Interface dataset entries:
════════
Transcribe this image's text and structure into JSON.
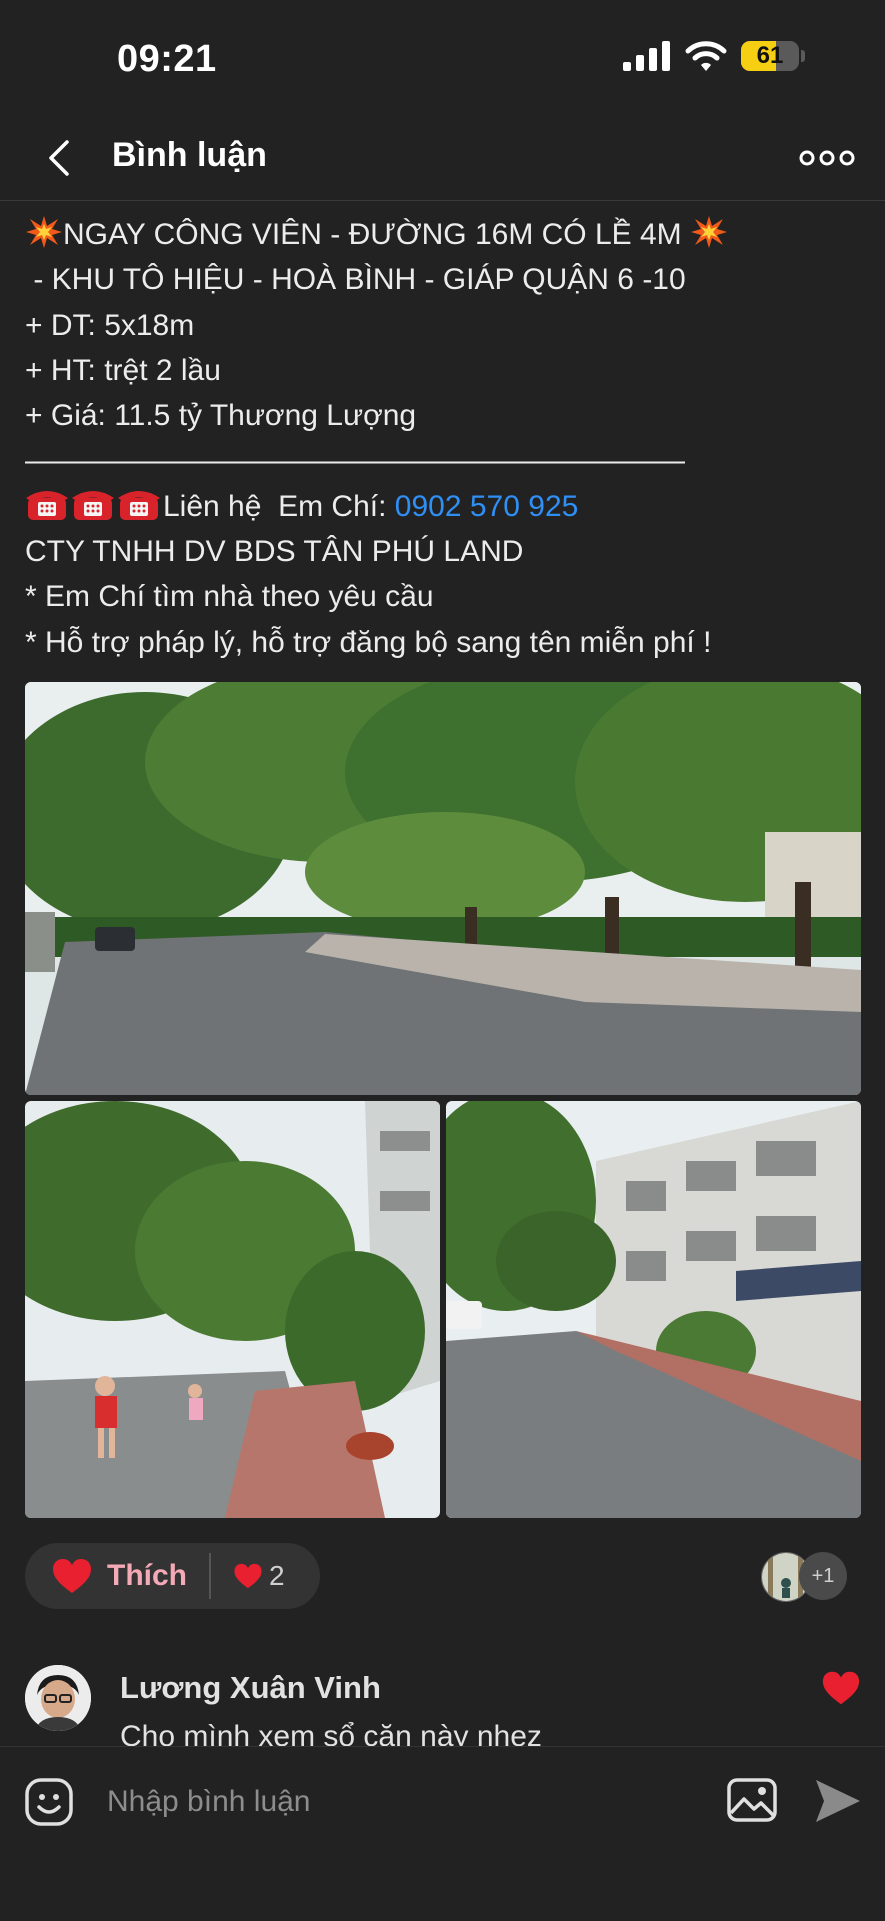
{
  "status_bar": {
    "time": "09:21",
    "battery_level": "61",
    "battery_fraction": 0.61,
    "icons": [
      "cellular-signal-icon",
      "wifi-icon",
      "battery-icon"
    ]
  },
  "header": {
    "title": "Bình luận",
    "back_icon": "chevron-left-icon",
    "more_icon": "more-horizontal-icon"
  },
  "post": {
    "line1": "NGAY CÔNG VIÊN - ĐƯỜNG 16M CÓ LỀ 4M",
    "line2": " - KHU TÔ HIỆU - HOÀ BÌNH - GIÁP QUẬN 6 -10",
    "line3": "+ DT: 5x18m",
    "line4": "+ HT: trệt 2 lầu",
    "line5": "+ Giá: 11.5 tỷ Thương Lượng",
    "divider": "——————————————————————",
    "contact_prefix": "Liên hệ  Em Chí: ",
    "phone": "0902 570 925",
    "company": "CTY TNHH DV BDS TÂN PHÚ LAND",
    "note1": "* Em Chí tìm nhà theo yêu cầu",
    "note2": "* Hỗ trợ pháp lý, hỗ trợ đăng bộ sang tên miễn phí !",
    "emoji": [
      "collision-icon",
      "telephone-icon"
    ]
  },
  "photos": [
    {
      "name": "street-park-photo"
    },
    {
      "name": "street-kids-photo"
    },
    {
      "name": "street-houses-photo"
    }
  ],
  "reactions": {
    "like_label": "Thích",
    "like_count": "2",
    "others_label": "+1",
    "accent_color": "#f4a9b6",
    "heart_color": "#e8202f"
  },
  "comments": [
    {
      "author": "Lương Xuân Vinh",
      "text": "Cho mình xem sổ căn này nhez"
    }
  ],
  "composer": {
    "placeholder": "Nhập bình luận",
    "icons": [
      "emoji-icon",
      "image-icon",
      "send-icon"
    ]
  },
  "colors": {
    "background": "#222222",
    "link": "#2f8ff5",
    "battery": "#f7cf12"
  }
}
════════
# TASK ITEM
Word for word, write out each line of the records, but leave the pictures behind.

# SOLUTION TO THIS PROBLEM
Transcribe this image's text and structure into JSON.
{
  "status_bar": {
    "time": "09:21",
    "battery_level": "61",
    "battery_fraction": 0.61,
    "icons": [
      "cellular-signal-icon",
      "wifi-icon",
      "battery-icon"
    ]
  },
  "header": {
    "title": "Bình luận",
    "back_icon": "chevron-left-icon",
    "more_icon": "more-horizontal-icon"
  },
  "post": {
    "line1": "NGAY CÔNG VIÊN - ĐƯỜNG 16M CÓ LỀ 4M",
    "line2": " - KHU TÔ HIỆU - HOÀ BÌNH - GIÁP QUẬN 6 -10",
    "line3": "+ DT: 5x18m",
    "line4": "+ HT: trệt 2 lầu",
    "line5": "+ Giá: 11.5 tỷ Thương Lượng",
    "divider": "——————————————————————",
    "contact_prefix": "Liên hệ  Em Chí: ",
    "phone": "0902 570 925",
    "company": "CTY TNHH DV BDS TÂN PHÚ LAND",
    "note1": "* Em Chí tìm nhà theo yêu cầu",
    "note2": "* Hỗ trợ pháp lý, hỗ trợ đăng bộ sang tên miễn phí !",
    "emoji": [
      "collision-icon",
      "telephone-icon"
    ]
  },
  "photos": [
    {
      "name": "street-park-photo"
    },
    {
      "name": "street-kids-photo"
    },
    {
      "name": "street-houses-photo"
    }
  ],
  "reactions": {
    "like_label": "Thích",
    "like_count": "2",
    "others_label": "+1",
    "accent_color": "#f4a9b6",
    "heart_color": "#e8202f"
  },
  "comments": [
    {
      "author": "Lương Xuân Vinh",
      "text": "Cho mình xem sổ căn này nhez"
    }
  ],
  "composer": {
    "placeholder": "Nhập bình luận",
    "icons": [
      "emoji-icon",
      "image-icon",
      "send-icon"
    ]
  },
  "colors": {
    "background": "#222222",
    "link": "#2f8ff5",
    "battery": "#f7cf12"
  }
}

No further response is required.